The Agha Khan provincial support program (AKRSP) which has been working in this district to enable ladies for quite a long time has now stretched out its operations to environmental change-hit areas. The association is preparing ladies to adapt to severe climate conditions.
Shabana Raza, who works with the Durain Cassim Fund of AKRSP, said the association is making ladies stronger against environmental change and financial prosperity is a measure.
“Mass forest cutting is the basic reason behind substantial floods and land sliding in this sensitive ecosystem,” she said, adding that the association is inspiring ladies to plant more trees.
“Ladies are building up their own nurseries, planting trees and furthermore selling them. We give saplings and afterward repurchase [grown ones] from them — through this system, hundreds of thousands of trees have been planted.”

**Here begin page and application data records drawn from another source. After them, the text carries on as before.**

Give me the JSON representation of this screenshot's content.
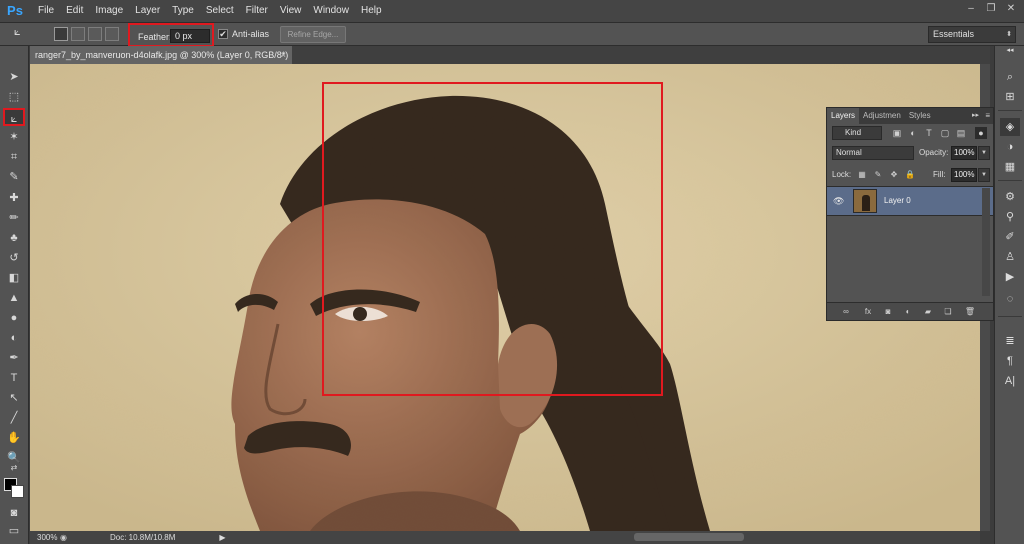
{
  "app": {
    "logo": "Ps",
    "menu": [
      "File",
      "Edit",
      "Image",
      "Layer",
      "Type",
      "Select",
      "Filter",
      "View",
      "Window",
      "Help"
    ],
    "window_controls": {
      "minimize": "–",
      "restore": "❐",
      "close": "✕"
    }
  },
  "options_bar": {
    "feather_label": "Feather:",
    "feather_value": "0 px",
    "antialias_checked": "✔",
    "antialias_label": "Anti-alias",
    "refine_edge_label": "Refine Edge...",
    "workspace_label": "Essentials",
    "workspace_arrow": "⬍"
  },
  "document": {
    "tab_title": "ranger7_by_manveruon-d4olafk.jpg @ 300% (Layer 0, RGB/8*)",
    "tab_close": "×"
  },
  "status_bar": {
    "zoom": "300%",
    "doc_info": "Doc: 10.8M/10.8M",
    "arrow": "▶"
  },
  "layers_panel": {
    "tabs": [
      "Layers",
      "Adjustmen",
      "Styles"
    ],
    "collapse_glyph": "▸▸",
    "menu_glyph": "≡",
    "kind_label": "Kind",
    "blend_mode": "Normal",
    "opacity_label": "Opacity:",
    "opacity_value": "100%",
    "lock_label": "Lock:",
    "fill_label": "Fill:",
    "fill_value": "100%",
    "layer_name": "Layer 0",
    "visibility_glyph": "👁"
  },
  "tools": [
    {
      "glyph": "➤"
    },
    {
      "glyph": "⬚"
    },
    {
      "glyph": "⟀"
    },
    {
      "glyph": "✶"
    },
    {
      "glyph": "⌗"
    },
    {
      "glyph": "✎"
    },
    {
      "glyph": "✚"
    },
    {
      "glyph": "✏"
    },
    {
      "glyph": "♣"
    },
    {
      "glyph": "↺"
    },
    {
      "glyph": "◧"
    },
    {
      "glyph": "▲"
    },
    {
      "glyph": "●"
    },
    {
      "glyph": "◐"
    },
    {
      "glyph": "✒"
    },
    {
      "glyph": "T"
    },
    {
      "glyph": "↖"
    },
    {
      "glyph": "╱"
    },
    {
      "glyph": "✋"
    },
    {
      "glyph": "🔍"
    },
    {
      "glyph": "⇄"
    }
  ],
  "colors": {
    "highlight": "#e0191f",
    "foreground": "#000000",
    "background": "#ffffff",
    "layer_selected": "#5b6c8a"
  }
}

She also said ladies are being prepared so they can participate in various financial activities. “There is an increase in tourist stream and we are dealing with ecotourism, which increases request of milk, other dairy products and vegetables. Generally ladies used to consider selling milk as a sin. We teach them, give preparing to egg bring forth, yogurt and cheese bundling and the development of slow time of year vegetables. Presently these ladies are very much prepared business owners. We are also persuading them to proceed with cows cultivating, especially of mountain goats and sheep, so we can restore the conventional shawls and rug industry which has a popularity in the worldwide market,” said Raza.
Habiba Iqbal from Aastana, a region in the suburbs of Skardu, used this preparation to start her own nursery of eucalyptus trees as a side business to support her family. Gulshan Begum is currently running a salon in Kehkashan Market in Skardu. She started her business fan investment of PKR 20,000 (USD 129).
At first we confronted difficulties yet we have cleared path for forthcoming business owners, said Gulshan while recalling her underlying business days.
However, while some ladies have immediately adjusted to their new openings, Ruqqaiya Bibi of Kotham Pine is still sitting tight for a chance to restart her life. Rozi Bi, as well, is searching for without interest government loans so she can start weaving conventional shawls. They are examples of ladies living in these mountainous regions who, however resilient despite disaster, still need support to conquer the challenges welcomed on by environmental change.